Sung for the blues, he happily wears her Stanley Cup ring

<pre><pre>Sung for the blues, he happily wears her Stanley Cup ring


"When he saw it, I wish you could have seen his face," said Jason Pippi, entertainment director of the blues. "He ran around in the evening wearing the swagger thing that only Charles Glenn can command."

That night, October 2nd, the Blues hoisted their championship banner and hoisted the Stanley Cup again before playing against the Washington Capitals. During a pause, Glenn was shown on the video screen and introduced to a rousing ovation. He hasn't returned to Enterprise Center since then – not because he avoided it, but because he was too busy.
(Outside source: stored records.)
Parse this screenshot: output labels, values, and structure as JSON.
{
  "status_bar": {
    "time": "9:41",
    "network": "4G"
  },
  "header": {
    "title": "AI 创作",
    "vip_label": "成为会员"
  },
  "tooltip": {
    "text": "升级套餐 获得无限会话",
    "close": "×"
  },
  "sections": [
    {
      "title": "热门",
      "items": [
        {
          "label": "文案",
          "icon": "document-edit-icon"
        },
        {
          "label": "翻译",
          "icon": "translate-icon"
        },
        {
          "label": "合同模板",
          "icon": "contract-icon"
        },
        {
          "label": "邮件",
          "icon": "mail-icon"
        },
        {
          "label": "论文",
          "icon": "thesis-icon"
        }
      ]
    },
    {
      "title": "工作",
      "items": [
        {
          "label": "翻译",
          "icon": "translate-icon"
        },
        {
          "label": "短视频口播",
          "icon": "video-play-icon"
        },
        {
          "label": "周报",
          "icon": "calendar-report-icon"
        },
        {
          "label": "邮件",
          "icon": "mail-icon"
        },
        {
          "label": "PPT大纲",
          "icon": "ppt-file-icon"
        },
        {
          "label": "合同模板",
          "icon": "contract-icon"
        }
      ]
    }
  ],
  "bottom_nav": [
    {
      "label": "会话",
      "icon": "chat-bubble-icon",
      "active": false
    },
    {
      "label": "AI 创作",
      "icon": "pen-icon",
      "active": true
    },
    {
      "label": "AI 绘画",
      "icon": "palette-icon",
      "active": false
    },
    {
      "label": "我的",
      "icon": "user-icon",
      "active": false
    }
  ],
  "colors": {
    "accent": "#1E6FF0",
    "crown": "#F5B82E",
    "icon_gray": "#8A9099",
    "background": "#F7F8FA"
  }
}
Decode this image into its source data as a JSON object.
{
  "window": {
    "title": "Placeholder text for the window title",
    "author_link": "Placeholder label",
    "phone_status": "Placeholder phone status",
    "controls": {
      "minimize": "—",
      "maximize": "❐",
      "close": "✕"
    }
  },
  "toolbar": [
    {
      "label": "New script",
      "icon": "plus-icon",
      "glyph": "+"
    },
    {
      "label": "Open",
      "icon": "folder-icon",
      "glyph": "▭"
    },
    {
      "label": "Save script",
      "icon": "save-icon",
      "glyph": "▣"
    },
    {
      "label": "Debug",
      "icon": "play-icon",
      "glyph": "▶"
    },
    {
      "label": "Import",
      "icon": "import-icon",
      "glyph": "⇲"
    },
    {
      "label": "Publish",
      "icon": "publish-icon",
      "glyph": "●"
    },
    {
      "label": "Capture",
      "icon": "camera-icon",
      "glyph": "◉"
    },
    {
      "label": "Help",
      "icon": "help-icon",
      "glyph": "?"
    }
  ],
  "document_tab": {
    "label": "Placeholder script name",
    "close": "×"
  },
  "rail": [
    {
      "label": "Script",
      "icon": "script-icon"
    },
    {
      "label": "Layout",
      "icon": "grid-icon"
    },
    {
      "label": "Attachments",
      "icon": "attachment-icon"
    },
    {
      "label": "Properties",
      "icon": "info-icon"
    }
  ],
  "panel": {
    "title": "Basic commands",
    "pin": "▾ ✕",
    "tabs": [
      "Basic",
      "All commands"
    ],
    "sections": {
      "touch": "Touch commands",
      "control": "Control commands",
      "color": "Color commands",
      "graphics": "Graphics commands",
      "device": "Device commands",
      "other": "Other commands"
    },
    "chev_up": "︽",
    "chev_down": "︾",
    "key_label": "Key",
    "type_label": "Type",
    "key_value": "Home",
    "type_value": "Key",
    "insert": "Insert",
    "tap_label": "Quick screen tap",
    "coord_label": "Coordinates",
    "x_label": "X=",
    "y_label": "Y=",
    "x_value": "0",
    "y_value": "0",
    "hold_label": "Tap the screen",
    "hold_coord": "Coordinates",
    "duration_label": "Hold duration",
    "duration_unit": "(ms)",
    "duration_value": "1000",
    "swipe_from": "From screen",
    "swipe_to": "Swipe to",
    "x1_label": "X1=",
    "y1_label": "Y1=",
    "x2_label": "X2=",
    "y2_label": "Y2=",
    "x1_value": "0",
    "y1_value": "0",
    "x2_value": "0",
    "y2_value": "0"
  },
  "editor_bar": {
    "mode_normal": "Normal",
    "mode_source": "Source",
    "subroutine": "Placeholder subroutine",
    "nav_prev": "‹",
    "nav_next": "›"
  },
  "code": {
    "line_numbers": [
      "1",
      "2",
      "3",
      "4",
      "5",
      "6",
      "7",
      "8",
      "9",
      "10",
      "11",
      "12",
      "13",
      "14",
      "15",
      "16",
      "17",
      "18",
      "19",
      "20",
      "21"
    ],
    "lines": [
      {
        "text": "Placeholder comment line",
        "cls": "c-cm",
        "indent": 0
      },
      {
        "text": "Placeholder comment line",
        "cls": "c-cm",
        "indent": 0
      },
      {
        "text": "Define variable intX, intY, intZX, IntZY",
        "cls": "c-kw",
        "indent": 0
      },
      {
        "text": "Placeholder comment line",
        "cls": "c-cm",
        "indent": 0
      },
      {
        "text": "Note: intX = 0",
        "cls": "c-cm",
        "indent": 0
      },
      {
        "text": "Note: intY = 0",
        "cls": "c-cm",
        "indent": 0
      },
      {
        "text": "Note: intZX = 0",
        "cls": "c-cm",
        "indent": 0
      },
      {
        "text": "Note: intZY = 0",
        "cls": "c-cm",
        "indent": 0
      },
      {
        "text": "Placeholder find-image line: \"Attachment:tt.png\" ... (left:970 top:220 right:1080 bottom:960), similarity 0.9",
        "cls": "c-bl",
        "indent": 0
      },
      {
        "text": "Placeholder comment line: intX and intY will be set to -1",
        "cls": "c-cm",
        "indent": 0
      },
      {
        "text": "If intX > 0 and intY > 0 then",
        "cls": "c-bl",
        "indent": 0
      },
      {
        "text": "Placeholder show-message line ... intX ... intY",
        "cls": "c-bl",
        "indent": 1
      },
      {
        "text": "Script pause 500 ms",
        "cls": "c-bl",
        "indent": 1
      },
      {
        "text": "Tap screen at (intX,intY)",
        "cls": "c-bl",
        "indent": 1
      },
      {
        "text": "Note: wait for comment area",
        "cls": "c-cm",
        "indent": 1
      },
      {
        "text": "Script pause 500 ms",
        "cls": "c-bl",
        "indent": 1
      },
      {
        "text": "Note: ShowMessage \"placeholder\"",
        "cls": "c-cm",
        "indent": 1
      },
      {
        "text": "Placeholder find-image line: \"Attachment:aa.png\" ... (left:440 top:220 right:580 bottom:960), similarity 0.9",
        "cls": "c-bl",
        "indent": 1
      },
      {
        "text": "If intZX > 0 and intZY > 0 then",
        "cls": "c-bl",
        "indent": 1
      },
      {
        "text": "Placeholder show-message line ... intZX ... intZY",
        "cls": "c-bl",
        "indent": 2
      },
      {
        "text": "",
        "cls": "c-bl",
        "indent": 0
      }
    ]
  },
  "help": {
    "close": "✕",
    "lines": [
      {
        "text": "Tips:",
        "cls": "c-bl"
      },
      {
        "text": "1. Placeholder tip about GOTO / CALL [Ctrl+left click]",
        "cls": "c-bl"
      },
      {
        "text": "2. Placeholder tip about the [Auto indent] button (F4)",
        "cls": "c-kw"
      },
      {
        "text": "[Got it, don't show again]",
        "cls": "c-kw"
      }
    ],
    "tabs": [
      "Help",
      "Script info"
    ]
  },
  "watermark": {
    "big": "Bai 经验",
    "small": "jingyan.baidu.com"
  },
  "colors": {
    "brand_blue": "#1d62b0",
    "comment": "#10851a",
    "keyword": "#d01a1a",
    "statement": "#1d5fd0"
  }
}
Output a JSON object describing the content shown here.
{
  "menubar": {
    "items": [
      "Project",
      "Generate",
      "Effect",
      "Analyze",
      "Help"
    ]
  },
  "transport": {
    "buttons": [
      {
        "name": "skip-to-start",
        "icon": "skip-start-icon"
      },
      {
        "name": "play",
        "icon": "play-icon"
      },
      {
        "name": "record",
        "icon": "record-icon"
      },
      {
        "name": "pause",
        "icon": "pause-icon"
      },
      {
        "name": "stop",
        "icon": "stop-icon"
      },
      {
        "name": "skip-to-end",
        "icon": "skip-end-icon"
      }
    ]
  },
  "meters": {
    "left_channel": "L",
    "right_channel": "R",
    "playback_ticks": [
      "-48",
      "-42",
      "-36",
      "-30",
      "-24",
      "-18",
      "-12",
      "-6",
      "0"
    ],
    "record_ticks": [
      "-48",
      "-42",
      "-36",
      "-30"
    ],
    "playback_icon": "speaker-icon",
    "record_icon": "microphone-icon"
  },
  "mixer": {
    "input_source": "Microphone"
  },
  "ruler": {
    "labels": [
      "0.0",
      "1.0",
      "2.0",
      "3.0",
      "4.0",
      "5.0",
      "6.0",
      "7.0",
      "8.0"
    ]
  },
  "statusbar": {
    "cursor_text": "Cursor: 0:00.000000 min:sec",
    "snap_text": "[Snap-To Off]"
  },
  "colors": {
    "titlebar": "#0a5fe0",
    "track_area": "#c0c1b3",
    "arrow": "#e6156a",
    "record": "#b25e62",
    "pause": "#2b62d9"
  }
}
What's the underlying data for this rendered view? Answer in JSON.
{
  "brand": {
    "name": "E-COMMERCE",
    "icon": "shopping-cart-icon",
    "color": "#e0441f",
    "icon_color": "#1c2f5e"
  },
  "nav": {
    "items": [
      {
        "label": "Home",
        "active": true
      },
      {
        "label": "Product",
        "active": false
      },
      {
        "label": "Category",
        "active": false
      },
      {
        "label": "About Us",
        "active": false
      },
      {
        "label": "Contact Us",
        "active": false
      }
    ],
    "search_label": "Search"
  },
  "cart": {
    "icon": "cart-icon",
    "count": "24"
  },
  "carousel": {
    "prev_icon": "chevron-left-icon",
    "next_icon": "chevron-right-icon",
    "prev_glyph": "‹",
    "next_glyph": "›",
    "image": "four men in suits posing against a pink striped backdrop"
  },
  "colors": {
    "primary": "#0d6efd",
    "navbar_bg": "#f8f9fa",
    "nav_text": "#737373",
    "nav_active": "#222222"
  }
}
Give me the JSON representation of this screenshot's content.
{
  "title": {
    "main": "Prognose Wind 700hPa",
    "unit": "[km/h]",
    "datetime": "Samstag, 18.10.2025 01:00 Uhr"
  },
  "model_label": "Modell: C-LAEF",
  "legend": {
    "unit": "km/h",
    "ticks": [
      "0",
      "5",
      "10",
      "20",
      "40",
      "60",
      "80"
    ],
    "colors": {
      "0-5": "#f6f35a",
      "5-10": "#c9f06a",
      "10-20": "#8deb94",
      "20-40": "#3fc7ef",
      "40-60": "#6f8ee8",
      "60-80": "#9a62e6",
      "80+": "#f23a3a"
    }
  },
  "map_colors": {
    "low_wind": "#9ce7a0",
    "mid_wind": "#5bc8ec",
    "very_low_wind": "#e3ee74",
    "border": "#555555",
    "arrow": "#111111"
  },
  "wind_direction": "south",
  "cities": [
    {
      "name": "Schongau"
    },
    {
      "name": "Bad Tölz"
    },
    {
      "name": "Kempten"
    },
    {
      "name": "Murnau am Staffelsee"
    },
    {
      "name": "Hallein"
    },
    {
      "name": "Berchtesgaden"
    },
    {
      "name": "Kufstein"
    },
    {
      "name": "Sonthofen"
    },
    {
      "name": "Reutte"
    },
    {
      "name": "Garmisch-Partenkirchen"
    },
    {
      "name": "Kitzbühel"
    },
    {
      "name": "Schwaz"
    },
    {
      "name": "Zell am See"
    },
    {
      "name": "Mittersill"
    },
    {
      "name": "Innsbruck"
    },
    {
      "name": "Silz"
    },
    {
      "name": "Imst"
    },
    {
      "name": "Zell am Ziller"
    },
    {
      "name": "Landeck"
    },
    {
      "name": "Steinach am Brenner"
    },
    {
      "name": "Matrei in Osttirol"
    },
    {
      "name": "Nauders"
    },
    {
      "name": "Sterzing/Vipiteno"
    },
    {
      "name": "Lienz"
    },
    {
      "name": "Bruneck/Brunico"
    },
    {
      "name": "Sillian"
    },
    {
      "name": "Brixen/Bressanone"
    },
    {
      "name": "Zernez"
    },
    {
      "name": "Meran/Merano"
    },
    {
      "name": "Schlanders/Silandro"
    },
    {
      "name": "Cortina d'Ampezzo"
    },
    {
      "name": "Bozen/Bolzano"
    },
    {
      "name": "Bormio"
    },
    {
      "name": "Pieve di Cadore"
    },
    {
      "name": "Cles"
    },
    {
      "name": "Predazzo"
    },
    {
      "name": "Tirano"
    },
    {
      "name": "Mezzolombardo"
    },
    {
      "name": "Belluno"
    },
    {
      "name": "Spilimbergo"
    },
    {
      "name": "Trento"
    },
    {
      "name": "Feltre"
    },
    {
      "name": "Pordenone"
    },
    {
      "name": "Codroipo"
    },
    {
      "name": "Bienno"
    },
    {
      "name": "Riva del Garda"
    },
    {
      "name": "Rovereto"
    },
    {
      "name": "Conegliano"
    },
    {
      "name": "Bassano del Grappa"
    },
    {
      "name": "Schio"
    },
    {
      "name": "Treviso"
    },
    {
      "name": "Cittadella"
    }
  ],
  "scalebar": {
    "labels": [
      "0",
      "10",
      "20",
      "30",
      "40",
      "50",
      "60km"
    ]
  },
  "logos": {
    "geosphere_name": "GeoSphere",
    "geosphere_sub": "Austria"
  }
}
In October, he sang the national anthem before two Cardinals playoff games at Busch Stadium, hoping to transfer his talisman powers to the local baseball team. In November, he said, his wife Nikki had to take him out of town for Thanksgiving Day to flee to Kansas City so that she could win him over. Glenn, who taught vocal music and choir at Missouri Baptist University and performed with his damn band at holiday festivals every night, had had no day off for two weeks when we spoke in early December. He hadn't planned to take a break soon either.

"I should be retired," said Glenn, "and I'm working harder than ever in my life."

But if his schedule allows, Glenn will listen to blues games on TV or on the radio and listen. He listens to his successors. Out of respect for Glenn, said Pippi, the Blues didn't want to hire a successor so quickly. Instead, they rely on the wealth of local talent, some of whom judged Glenn during the Summer Games.

"Often they are on and I say," Oh, I remember them. They were very good, "said Glenn." There is no weak link in the bunch. "

In these and other moments, Glenn misses singing the hymn. But he doesn't miss the long journeys to and from the arena. He also doesn't miss walking up and down all these concrete stairs. But the blues are another juggernaut running the Western Conference, and although Glenn's schedule for June is full – his daughter's wedding, a late trip to New York for the Tony Awards – he would appreciate the opportunity to repeat it.

"If you want me back, I'll be there," said Glenn. "I'll be well rested."